Task brief: Using the listing below, report all lines holding the word "orders".

Supplied material:
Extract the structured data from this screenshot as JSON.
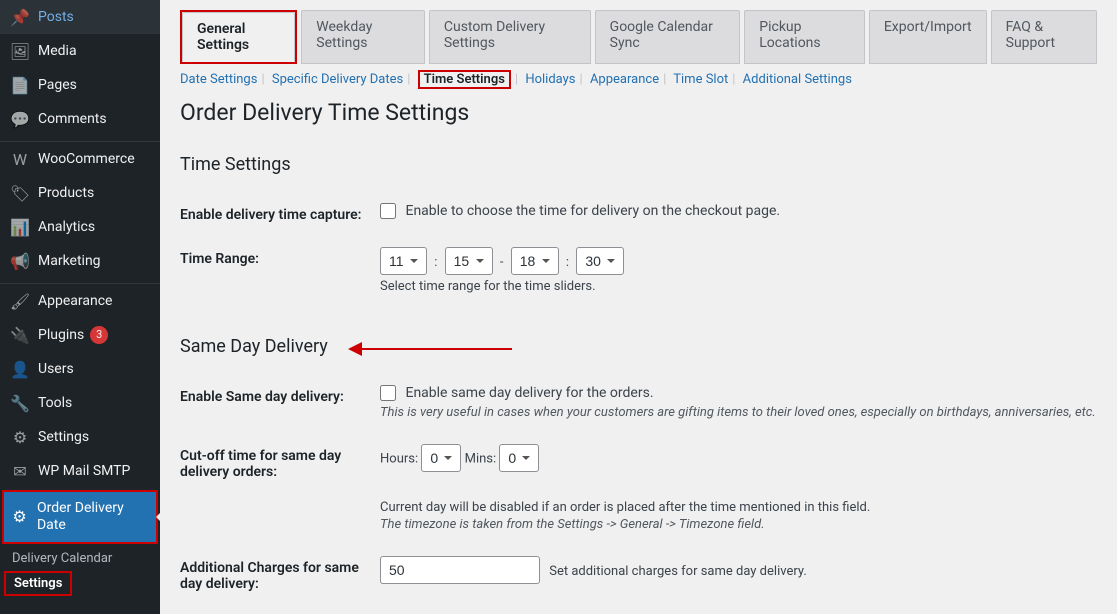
{
  "sidebar": {
    "items": [
      {
        "icon_name": "pin-icon",
        "glyph": "📌",
        "label": "Posts"
      },
      {
        "icon_name": "media-icon",
        "glyph": "🖼",
        "label": "Media"
      },
      {
        "icon_name": "pages-icon",
        "glyph": "📄",
        "label": "Pages"
      },
      {
        "icon_name": "comments-icon",
        "glyph": "💬",
        "label": "Comments"
      }
    ],
    "items2": [
      {
        "icon_name": "woo-icon",
        "glyph": "W",
        "label": "WooCommerce"
      },
      {
        "icon_name": "products-icon",
        "glyph": "🏷",
        "label": "Products"
      },
      {
        "icon_name": "analytics-icon",
        "glyph": "📊",
        "label": "Analytics"
      },
      {
        "icon_name": "marketing-icon",
        "glyph": "📢",
        "label": "Marketing"
      }
    ],
    "items3": [
      {
        "icon_name": "appearance-icon",
        "glyph": "🖌",
        "label": "Appearance"
      },
      {
        "icon_name": "plugins-icon",
        "glyph": "🔌",
        "label": "Plugins",
        "badge": "3"
      },
      {
        "icon_name": "users-icon",
        "glyph": "👤",
        "label": "Users"
      },
      {
        "icon_name": "tools-icon",
        "glyph": "🔧",
        "label": "Tools"
      },
      {
        "icon_name": "settings-icon",
        "glyph": "⚙",
        "label": "Settings"
      },
      {
        "icon_name": "mail-icon",
        "glyph": "✉",
        "label": "WP Mail SMTP"
      }
    ],
    "active": {
      "icon_name": "gear-icon",
      "glyph": "⚙",
      "label": "Order Delivery Date"
    },
    "submenu": [
      {
        "label": "Delivery Calendar"
      },
      {
        "label": "Settings"
      }
    ]
  },
  "tabs": [
    {
      "label": "General Settings"
    },
    {
      "label": "Weekday Settings"
    },
    {
      "label": "Custom Delivery Settings"
    },
    {
      "label": "Google Calendar Sync"
    },
    {
      "label": "Pickup Locations"
    },
    {
      "label": "Export/Import"
    },
    {
      "label": "FAQ & Support"
    }
  ],
  "subnav": [
    {
      "label": "Date Settings"
    },
    {
      "label": "Specific Delivery Dates"
    },
    {
      "label": "Time Settings"
    },
    {
      "label": "Holidays"
    },
    {
      "label": "Appearance"
    },
    {
      "label": "Time Slot"
    },
    {
      "label": "Additional Settings"
    }
  ],
  "page": {
    "title": "Order Delivery Time Settings",
    "section1_title": "Time Settings",
    "section2_title": "Same Day Delivery",
    "fields": {
      "enable_time": {
        "label": "Enable delivery time capture:",
        "text": "Enable to choose the time for delivery on the checkout page."
      },
      "time_range": {
        "label": "Time Range:",
        "h1": "11",
        "m1": "15",
        "h2": "18",
        "m2": "30",
        "desc": "Select time range for the time sliders."
      },
      "same_day": {
        "label": "Enable Same day delivery:",
        "text": "Enable same day delivery for the orders.",
        "desc": "This is very useful in cases when your customers are gifting items to their loved ones, especially on birthdays, anniversaries, etc."
      },
      "cutoff": {
        "label": "Cut-off time for same day delivery orders:",
        "hours_label": "Hours:",
        "mins_label": "Mins:",
        "hours": "0",
        "mins": "0",
        "note1": "Current day will be disabled if an order is placed after the time mentioned in this field.",
        "note2": "The timezone is taken from the Settings -> General -> Timezone field."
      },
      "charges": {
        "label": "Additional Charges for same day delivery:",
        "value": "50",
        "text": "Set additional charges for same day delivery."
      }
    }
  }
}
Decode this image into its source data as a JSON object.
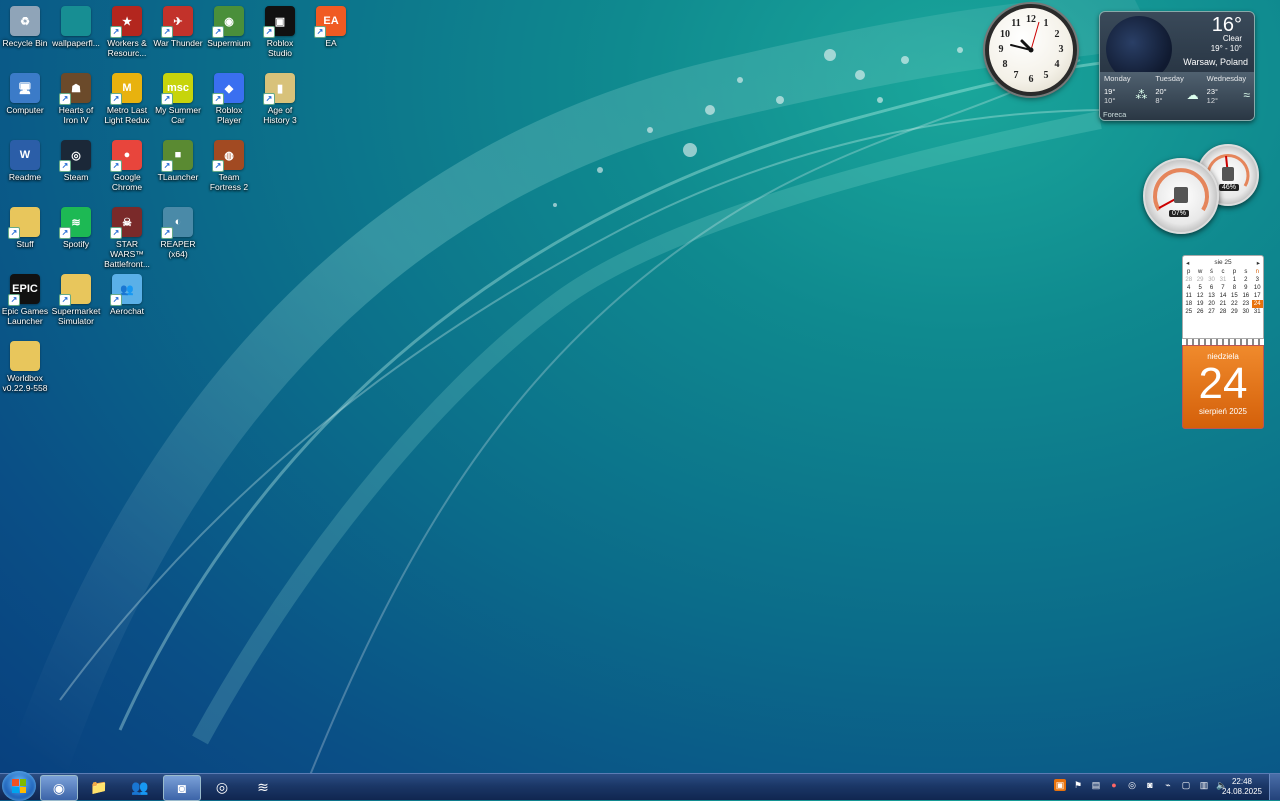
{
  "desktop_icons": [
    {
      "label": "Recycle Bin",
      "icon": "recycle-bin-icon",
      "color": "#8fa4b8",
      "glyph": "♻",
      "shortcut": false
    },
    {
      "label": "wallpaperfl...",
      "icon": "image-file-icon",
      "color": "#178e93",
      "glyph": "",
      "shortcut": false
    },
    {
      "label": "Workers & Resourc...",
      "icon": "workers-resources-icon",
      "color": "#b3261e",
      "glyph": "★",
      "shortcut": true
    },
    {
      "label": "War Thunder",
      "icon": "war-thunder-icon",
      "color": "#c2322a",
      "glyph": "✈",
      "shortcut": true
    },
    {
      "label": "Supermium",
      "icon": "supermium-icon",
      "color": "#4a8f3a",
      "glyph": "◉",
      "shortcut": true
    },
    {
      "label": "Roblox Studio",
      "icon": "roblox-studio-icon",
      "color": "#111111",
      "glyph": "▣",
      "shortcut": true
    },
    {
      "label": "EA",
      "icon": "ea-icon",
      "color": "#f05a22",
      "glyph": "EA",
      "shortcut": true
    },
    {
      "label": "Computer",
      "icon": "computer-icon",
      "color": "#3b7bc8",
      "glyph": "🖥",
      "shortcut": false
    },
    {
      "label": "Hearts of Iron IV",
      "icon": "hearts-of-iron-icon",
      "color": "#6b4a2a",
      "glyph": "☗",
      "shortcut": true
    },
    {
      "label": "Metro Last Light Redux",
      "icon": "metro-icon",
      "color": "#e8b20e",
      "glyph": "M",
      "shortcut": true
    },
    {
      "label": "My Summer Car",
      "icon": "my-summer-car-icon",
      "color": "#c7d40b",
      "glyph": "msc",
      "shortcut": true
    },
    {
      "label": "Roblox Player",
      "icon": "roblox-player-icon",
      "color": "#3a6ff0",
      "glyph": "◆",
      "shortcut": true
    },
    {
      "label": "Age of History 3",
      "icon": "age-of-history-icon",
      "color": "#d8c27a",
      "glyph": "▮",
      "shortcut": true
    },
    {
      "label": "Readme",
      "icon": "word-document-icon",
      "color": "#2b5ea8",
      "glyph": "W",
      "shortcut": false
    },
    {
      "label": "Steam",
      "icon": "steam-icon",
      "color": "#1b2838",
      "glyph": "◎",
      "shortcut": true
    },
    {
      "label": "Google Chrome",
      "icon": "chrome-icon",
      "color": "#e8453c",
      "glyph": "●",
      "shortcut": true
    },
    {
      "label": "TLauncher",
      "icon": "tlauncher-icon",
      "color": "#5a8a32",
      "glyph": "■",
      "shortcut": true
    },
    {
      "label": "Team Fortress 2",
      "icon": "team-fortress-icon",
      "color": "#a24a22",
      "glyph": "◍",
      "shortcut": true
    },
    {
      "label": "Stuff",
      "icon": "folder-icon",
      "color": "#e8c65c",
      "glyph": "",
      "shortcut": true
    },
    {
      "label": "Spotify",
      "icon": "spotify-icon",
      "color": "#1db954",
      "glyph": "≋",
      "shortcut": true
    },
    {
      "label": "STAR WARS™ Battlefront...",
      "icon": "star-wars-icon",
      "color": "#7a2a2a",
      "glyph": "☠",
      "shortcut": true
    },
    {
      "label": "REAPER (x64)",
      "icon": "reaper-icon",
      "color": "#4a8aa8",
      "glyph": "◐",
      "shortcut": true
    },
    {
      "label": "Epic Games Launcher",
      "icon": "epic-games-icon",
      "color": "#111111",
      "glyph": "EPIC",
      "shortcut": true
    },
    {
      "label": "Supermarket Simulator",
      "icon": "folder-icon",
      "color": "#e8c65c",
      "glyph": "",
      "shortcut": true
    },
    {
      "label": "Aerochat",
      "icon": "aerochat-icon",
      "color": "#5ab0e8",
      "glyph": "👥",
      "shortcut": true
    },
    {
      "label": "Worldbox v0.22.9-558",
      "icon": "folder-icon",
      "color": "#e8c65c",
      "glyph": "",
      "shortcut": false
    }
  ],
  "clock": {
    "numbers": [
      "12",
      "1",
      "2",
      "3",
      "4",
      "5",
      "6",
      "7",
      "8",
      "9",
      "10",
      "11"
    ]
  },
  "weather": {
    "temp": "16°",
    "condition": "Clear",
    "range": "19° - 10°",
    "city": "Warsaw, Poland",
    "provider": "Foreca",
    "forecast": [
      {
        "day": "Monday",
        "hi": "19°",
        "lo": "10°",
        "icon": "rain-icon"
      },
      {
        "day": "Tuesday",
        "hi": "20°",
        "lo": "8°",
        "icon": "cloud-icon"
      },
      {
        "day": "Wednesday",
        "hi": "23°",
        "lo": "12°",
        "icon": "wind-icon"
      }
    ]
  },
  "meters": {
    "cpu": "07%",
    "ram": "46%"
  },
  "calendar": {
    "month_label": "sie 25",
    "weekday_headers": [
      "p",
      "w",
      "ś",
      "c",
      "p",
      "s",
      "n"
    ],
    "rows": [
      [
        "28",
        "29",
        "30",
        "31",
        "1",
        "2",
        "3"
      ],
      [
        "4",
        "5",
        "6",
        "7",
        "8",
        "9",
        "10"
      ],
      [
        "11",
        "12",
        "13",
        "14",
        "15",
        "16",
        "17"
      ],
      [
        "18",
        "19",
        "20",
        "21",
        "22",
        "23",
        "24"
      ],
      [
        "25",
        "26",
        "27",
        "28",
        "29",
        "30",
        "31"
      ]
    ],
    "weekday": "niedziela",
    "day": "24",
    "month_year": "sierpień 2025"
  },
  "taskbar": {
    "buttons": [
      {
        "name": "supermium",
        "glyph": "◉",
        "active": true
      },
      {
        "name": "file-explorer",
        "glyph": "📁",
        "active": false
      },
      {
        "name": "aerochat",
        "glyph": "👥",
        "active": false
      },
      {
        "name": "discord",
        "glyph": "◙",
        "active": true
      },
      {
        "name": "steam",
        "glyph": "◎",
        "active": false
      },
      {
        "name": "spotify",
        "glyph": "≋",
        "active": false
      }
    ],
    "time": "22:48",
    "date": "24.08.2025"
  }
}
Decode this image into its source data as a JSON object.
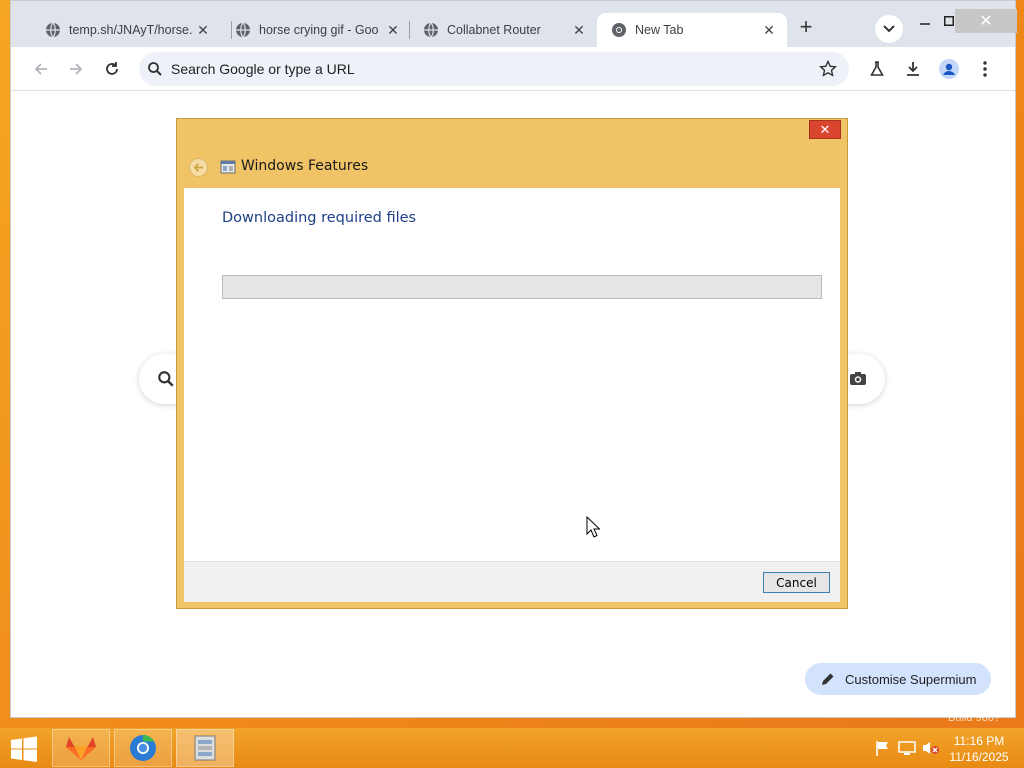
{
  "browser": {
    "tabs": [
      {
        "title": "temp.sh/JNAyT/horse.",
        "active": false
      },
      {
        "title": "horse crying gif - Goo",
        "active": false
      },
      {
        "title": "Collabnet Router",
        "active": false
      },
      {
        "title": "New Tab",
        "active": true
      }
    ],
    "newtab_label": "+",
    "tab_close_glyph": "✕",
    "window_close_glyph": "✕",
    "omnibox_placeholder": "Search Google or type a URL",
    "customise_label": "Customise Supermium"
  },
  "dialog": {
    "title": "Windows Features",
    "close_glyph": "✕",
    "heading": "Downloading required files",
    "progress": 0.0,
    "cancel_label": "Cancel"
  },
  "taskbar": {
    "time": "11:16 PM",
    "date": "11/16/2025",
    "build_text": "Build 960?"
  },
  "colors": {
    "accent": "#f0c466",
    "heading_blue": "#1e3f87",
    "taskbar": "#e88a14"
  },
  "icons": [
    "globe-icon",
    "chrome-icon",
    "back-arrow-icon",
    "forward-arrow-icon",
    "reload-icon",
    "search-icon",
    "star-icon",
    "flask-icon",
    "download-icon",
    "profile-icon",
    "kebab-menu-icon",
    "camera-icon",
    "pencil-icon",
    "windows-logo-icon"
  ]
}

Answer for the task:
        "text": "Enable same day delivery for the orders.",
        "label": "Cut-off time for same day delivery orders:",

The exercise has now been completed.